While the Preds were the ones with multiple players simultaneously in the sin bin, it was Sharks winger Evander Kane who racked up a staggering 19 penalty minutes resulting from a tussle with Nashville's Auston Watson. Being without the power forward for almost the entire third period visibly took its toll on San Jose, which continued its dance in and out of the box into the third frame.

The PK was overworked 

San Jose's league-leading penalty kill wasn't its normal self last weekend, but it looked strong and sturdy Tuesday night in Nashville. It was a good thing, too, considering how many times the Sharks found themselves shorthanded, particularly early on.

Unfortunately, the abundance of penalties eventually wore San Jose’s PK down and Nashville was able to find the back of the net on a power play with less than 10 minutes left to play. It's been said before, but clearly it needs to be said again: The Sharks need to clean their game up and give the penalty kill a break so they don’t burn out.

[RELATED: Sharks' Simek to miss two weeks for minor knee procedure]

A better goalie matchup 

One of San Jose's biggest problems over the course of the road trip was that Martin Jones was outplayed by the netminder on the other end of the ice. That was not the case Tuesday night in Nashville, as Jones and Juuse Saros traded off making big saves up until Nick Bonino put the Predators up 1-0 in the third frame.

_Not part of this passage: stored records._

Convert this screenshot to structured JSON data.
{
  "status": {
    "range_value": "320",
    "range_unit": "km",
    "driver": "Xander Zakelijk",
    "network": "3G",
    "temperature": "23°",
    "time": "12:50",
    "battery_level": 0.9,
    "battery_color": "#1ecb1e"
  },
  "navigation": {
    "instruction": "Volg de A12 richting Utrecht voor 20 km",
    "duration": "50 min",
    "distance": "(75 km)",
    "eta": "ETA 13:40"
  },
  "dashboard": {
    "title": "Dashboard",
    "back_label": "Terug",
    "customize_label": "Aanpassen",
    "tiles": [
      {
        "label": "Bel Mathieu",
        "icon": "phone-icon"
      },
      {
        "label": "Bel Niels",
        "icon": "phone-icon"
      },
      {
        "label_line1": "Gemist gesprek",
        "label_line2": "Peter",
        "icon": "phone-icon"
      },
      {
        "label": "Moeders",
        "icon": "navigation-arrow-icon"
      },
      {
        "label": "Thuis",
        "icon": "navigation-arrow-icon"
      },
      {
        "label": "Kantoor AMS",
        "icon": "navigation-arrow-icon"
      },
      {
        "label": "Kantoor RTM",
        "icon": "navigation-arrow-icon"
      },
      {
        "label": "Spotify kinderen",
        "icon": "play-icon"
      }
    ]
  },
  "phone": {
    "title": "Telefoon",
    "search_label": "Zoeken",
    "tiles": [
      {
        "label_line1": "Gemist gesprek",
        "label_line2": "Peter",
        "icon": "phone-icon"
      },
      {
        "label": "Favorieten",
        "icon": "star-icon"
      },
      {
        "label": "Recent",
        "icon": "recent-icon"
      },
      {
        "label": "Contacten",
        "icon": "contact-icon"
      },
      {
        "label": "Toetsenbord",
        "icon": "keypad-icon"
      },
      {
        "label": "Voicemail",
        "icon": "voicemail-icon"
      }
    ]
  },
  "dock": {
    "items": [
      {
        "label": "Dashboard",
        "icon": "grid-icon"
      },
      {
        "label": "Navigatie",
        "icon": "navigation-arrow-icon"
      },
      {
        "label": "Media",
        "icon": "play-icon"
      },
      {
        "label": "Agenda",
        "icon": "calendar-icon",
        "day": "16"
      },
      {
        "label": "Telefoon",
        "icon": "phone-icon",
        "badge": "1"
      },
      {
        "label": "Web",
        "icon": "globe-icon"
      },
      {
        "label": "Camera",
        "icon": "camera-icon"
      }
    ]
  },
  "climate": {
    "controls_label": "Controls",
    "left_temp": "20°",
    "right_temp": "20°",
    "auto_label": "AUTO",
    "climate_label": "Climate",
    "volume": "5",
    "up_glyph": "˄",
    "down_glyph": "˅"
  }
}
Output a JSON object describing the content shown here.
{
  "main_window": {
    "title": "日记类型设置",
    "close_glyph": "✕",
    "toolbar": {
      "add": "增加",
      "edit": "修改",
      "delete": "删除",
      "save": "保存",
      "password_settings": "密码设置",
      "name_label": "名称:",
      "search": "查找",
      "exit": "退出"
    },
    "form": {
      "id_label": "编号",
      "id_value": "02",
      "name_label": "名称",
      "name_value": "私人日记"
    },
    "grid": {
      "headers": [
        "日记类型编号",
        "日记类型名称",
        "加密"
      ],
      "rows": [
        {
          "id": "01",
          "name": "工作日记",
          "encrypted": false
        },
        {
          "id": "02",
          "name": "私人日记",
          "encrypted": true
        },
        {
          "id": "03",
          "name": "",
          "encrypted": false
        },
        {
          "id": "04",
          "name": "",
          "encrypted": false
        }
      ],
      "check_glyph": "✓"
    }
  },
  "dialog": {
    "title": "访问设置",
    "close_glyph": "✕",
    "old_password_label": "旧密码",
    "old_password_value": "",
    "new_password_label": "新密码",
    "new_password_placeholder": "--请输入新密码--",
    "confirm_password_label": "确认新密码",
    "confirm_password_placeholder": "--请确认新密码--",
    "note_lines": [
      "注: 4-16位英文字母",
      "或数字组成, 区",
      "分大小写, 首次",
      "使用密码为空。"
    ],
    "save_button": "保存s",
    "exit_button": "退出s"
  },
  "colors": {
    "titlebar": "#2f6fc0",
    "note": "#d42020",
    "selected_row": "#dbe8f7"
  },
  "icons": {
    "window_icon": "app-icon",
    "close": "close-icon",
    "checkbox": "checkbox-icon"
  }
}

Jones had a particularly nice sprawling save on a four-minute penalty kill in the first period, which could have put the Sharks in a 1-0 hole pretty quickly. Perhaps the standard is too low for a team of San Jose's talent level, but after the rough weekend the Sharks had, they deserve credit for getting out of the first period with a scoreless tie. Avoiding an early deficit clearly gave San Jose a boost of energy, which persisted throughout the game. Well, at least until all of the fights started.